Schoeller and Perlovsky, for example, found that their study participants reported what the researchers deemed “strong and unusual empathy.” (Schoeller and Perlovsky, “Phenomenology” section)
“Aesthetic chills induced by narrative structures seem to be related to the pinnacle of the story, to have a significant calming effect and subjects describe a strong empathy for the characters.” (Schoeller and Perlovsky, “Abstract” section) (Emphasis mine.)
Being moved to act
I mentioned in a previous post that peak aesthetic experience involves physiological arousal. We “gear up for action.” Subjectively, empathetic peak aesthetic experience can result in this “gearing up” manifesting in a physical sensation of being moved to act on another’s behalf.
Menninghaus et al. cite Frijda, Kuipers, and ter Schure, who observed “approaching and attending as the most distinctive action-readiness states of being moved.” (Menninghaus, “Introduction” section) (Emphasis theirs.) Citing previous studies, they claim that “being emotionally moved has been shown to entail action-readiness states of approach and attendance and to facilitate prosocial acts of bonding and helping.” (Menninghaus, “Study 1: Cognitive appraisal patterns” section) Wassiliwizky et al. also suggest a link between this heightened physiological arousal and empathy:
“The present findings of heightened physiological arousal can be interpreted as lending support to the consistent reports of physiological activation when witnessing and empathizing with others in need.” (Wassiliwizky, “Discussion” section)
In peak aesthetic experience, we may feel both an emotional component of empathy and a physiological sensation of being moved to act on others’ behalf.

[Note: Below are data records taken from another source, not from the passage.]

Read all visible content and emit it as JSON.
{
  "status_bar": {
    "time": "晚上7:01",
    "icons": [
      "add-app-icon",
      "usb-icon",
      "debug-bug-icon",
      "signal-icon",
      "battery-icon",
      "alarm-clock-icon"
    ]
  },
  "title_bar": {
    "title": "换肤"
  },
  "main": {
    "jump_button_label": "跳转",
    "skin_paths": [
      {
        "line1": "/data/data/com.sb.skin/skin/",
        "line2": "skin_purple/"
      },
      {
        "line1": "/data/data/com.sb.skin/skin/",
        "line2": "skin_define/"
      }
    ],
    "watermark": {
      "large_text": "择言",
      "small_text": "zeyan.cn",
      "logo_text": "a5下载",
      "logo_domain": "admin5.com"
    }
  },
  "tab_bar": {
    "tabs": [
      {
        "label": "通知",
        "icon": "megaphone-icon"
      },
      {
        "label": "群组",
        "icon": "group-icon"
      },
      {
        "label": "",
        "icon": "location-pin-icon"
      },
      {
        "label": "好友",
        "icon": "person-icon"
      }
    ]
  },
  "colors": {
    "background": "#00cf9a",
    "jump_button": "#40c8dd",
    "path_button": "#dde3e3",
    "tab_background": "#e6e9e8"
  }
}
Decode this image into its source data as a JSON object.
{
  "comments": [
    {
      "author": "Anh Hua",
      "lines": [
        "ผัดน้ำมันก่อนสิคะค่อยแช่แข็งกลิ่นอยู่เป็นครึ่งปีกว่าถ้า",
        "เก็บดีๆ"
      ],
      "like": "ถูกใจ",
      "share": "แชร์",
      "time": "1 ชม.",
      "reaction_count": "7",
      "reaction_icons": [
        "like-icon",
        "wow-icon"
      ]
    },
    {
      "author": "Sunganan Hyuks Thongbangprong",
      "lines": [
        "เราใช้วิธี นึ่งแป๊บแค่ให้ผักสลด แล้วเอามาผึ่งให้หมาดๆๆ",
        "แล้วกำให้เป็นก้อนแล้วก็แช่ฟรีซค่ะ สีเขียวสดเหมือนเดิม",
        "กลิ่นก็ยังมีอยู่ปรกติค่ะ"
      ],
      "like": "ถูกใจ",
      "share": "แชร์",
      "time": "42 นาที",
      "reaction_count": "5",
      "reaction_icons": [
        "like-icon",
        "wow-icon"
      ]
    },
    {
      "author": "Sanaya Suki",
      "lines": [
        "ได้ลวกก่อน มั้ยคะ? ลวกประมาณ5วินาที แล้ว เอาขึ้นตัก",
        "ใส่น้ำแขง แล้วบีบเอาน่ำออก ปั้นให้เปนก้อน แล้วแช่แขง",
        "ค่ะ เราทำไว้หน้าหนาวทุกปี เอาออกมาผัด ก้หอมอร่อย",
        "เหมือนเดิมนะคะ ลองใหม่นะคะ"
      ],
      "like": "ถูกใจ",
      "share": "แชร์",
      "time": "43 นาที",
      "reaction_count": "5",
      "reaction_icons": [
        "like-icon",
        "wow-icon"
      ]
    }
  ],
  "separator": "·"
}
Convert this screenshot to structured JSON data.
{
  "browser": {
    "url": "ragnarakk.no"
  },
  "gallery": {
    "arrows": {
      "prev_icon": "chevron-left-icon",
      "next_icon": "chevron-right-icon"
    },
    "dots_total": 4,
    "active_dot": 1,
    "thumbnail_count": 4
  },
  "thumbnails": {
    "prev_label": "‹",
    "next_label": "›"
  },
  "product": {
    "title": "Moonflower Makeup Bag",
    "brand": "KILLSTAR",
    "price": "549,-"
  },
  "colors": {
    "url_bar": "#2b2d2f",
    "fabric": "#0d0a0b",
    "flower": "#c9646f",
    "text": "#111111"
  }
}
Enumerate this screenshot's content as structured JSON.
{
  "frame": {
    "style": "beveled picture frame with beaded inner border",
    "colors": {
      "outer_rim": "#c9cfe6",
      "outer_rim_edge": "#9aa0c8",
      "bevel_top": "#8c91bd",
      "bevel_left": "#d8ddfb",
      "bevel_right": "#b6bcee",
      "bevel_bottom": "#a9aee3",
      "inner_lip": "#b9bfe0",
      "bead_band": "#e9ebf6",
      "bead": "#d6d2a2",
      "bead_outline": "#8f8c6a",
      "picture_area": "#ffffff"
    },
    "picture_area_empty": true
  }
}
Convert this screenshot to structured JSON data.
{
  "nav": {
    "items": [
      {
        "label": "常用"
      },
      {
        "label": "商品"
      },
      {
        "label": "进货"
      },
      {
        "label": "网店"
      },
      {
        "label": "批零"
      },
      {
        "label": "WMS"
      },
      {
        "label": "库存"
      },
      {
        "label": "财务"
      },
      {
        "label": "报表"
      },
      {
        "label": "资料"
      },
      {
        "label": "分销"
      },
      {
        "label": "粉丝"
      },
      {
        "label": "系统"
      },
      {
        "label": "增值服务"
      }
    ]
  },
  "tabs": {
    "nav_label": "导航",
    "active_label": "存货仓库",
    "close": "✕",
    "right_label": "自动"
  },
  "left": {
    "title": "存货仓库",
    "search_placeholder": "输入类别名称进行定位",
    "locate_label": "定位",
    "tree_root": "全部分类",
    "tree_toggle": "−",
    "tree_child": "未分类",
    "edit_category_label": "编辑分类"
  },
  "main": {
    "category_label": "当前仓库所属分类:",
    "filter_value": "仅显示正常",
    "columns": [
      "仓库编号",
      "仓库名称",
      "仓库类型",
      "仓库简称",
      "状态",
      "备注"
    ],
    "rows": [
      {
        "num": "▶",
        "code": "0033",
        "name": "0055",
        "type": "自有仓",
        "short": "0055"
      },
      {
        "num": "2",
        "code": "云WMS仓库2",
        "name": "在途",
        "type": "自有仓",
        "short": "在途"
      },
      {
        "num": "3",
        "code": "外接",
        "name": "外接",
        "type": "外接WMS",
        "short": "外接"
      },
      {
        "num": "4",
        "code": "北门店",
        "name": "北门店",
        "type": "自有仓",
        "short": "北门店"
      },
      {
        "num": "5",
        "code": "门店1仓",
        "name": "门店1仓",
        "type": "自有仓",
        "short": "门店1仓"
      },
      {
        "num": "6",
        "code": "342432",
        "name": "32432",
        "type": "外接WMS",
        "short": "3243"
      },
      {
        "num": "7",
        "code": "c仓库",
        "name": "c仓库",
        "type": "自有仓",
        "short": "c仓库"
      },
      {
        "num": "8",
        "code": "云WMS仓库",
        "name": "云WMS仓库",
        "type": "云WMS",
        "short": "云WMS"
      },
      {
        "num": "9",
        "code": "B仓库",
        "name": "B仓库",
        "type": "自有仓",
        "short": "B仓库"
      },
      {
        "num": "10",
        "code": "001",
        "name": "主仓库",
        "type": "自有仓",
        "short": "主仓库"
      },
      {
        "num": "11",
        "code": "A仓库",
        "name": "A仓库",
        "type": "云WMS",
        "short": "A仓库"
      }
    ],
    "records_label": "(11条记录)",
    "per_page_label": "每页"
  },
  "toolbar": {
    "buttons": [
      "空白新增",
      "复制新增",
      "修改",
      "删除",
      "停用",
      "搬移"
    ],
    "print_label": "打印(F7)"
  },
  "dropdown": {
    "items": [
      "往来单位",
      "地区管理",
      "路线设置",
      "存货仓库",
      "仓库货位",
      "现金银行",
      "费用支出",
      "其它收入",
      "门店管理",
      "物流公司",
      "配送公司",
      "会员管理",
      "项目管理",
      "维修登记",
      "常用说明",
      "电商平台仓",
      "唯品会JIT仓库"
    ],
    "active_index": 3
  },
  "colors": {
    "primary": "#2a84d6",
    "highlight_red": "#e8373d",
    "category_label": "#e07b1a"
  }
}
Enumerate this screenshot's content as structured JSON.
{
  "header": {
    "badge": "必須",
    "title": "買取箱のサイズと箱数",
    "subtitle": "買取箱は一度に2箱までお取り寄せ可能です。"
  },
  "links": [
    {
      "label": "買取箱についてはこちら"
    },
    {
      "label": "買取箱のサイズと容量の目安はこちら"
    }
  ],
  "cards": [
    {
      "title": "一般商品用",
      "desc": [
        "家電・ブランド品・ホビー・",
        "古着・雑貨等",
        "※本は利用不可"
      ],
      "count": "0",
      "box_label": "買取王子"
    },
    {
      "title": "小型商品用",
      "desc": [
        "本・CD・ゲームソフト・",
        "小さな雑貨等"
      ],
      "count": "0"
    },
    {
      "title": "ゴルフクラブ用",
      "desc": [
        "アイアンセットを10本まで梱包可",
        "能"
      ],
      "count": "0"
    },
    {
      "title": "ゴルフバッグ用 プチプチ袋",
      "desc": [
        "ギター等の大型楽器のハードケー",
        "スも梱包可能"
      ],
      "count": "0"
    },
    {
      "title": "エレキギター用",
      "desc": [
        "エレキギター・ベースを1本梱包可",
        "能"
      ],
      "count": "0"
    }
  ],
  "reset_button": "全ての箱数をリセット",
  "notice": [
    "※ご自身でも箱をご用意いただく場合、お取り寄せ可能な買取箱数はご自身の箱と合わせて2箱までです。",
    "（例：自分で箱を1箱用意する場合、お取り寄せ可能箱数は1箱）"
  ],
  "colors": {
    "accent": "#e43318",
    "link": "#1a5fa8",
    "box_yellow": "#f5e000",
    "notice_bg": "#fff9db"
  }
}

And, it’s not just a feeling. Evidence demonstrates that peak aesthetic experience not only results in feelings of empathy but also influences behavior. Wassiliwizky et al. cite a couple of examples:
“Stel et al. (2008) demonstrated that participants showed significantly greater readiness to make generous charitable donations if they were emotionally moved beforehand . . . Likewise, in a dictator game paradigm, Fukui and Tyoshima (2014) found enhanced empathy and altruism in participants who experienced music-elicited chills before playing the dictator game.” (Wassiliwizky, “Discussion” section)
Being exposed to peak aesthetic experience can influence a person to behave in ways that are more pro-social than their baseline.
What have we learned? In this, the (I believe) last post in the series on peak aesthetic experience, we’ve talked about the subjective feelings elicited by peak moments. First, we talked about the arc of physical sensation, from tension to euphoria and release. Next, we looked at happiness and sadness and how these feelings mix in unique ways in peak experience. We also touched briefly on feelings of other agency and importance. Lastly, we discussed feelings of empathy and being moved to act on others’ behalf.
I hope this series has been helpful to you as you think about how to craft the stories you tell. If you’ve found anything interesting, useful, insightful, or just plain wrong, don’t hesitate to reach out and let me know. (Also, please do report typos.) You can reach me on Twitter or email me at natelistrom at icloud dot com.
And as always: Onward . . .
Rate this note
Email firstname.lastname@example.org to get updates as soon as they’re ready.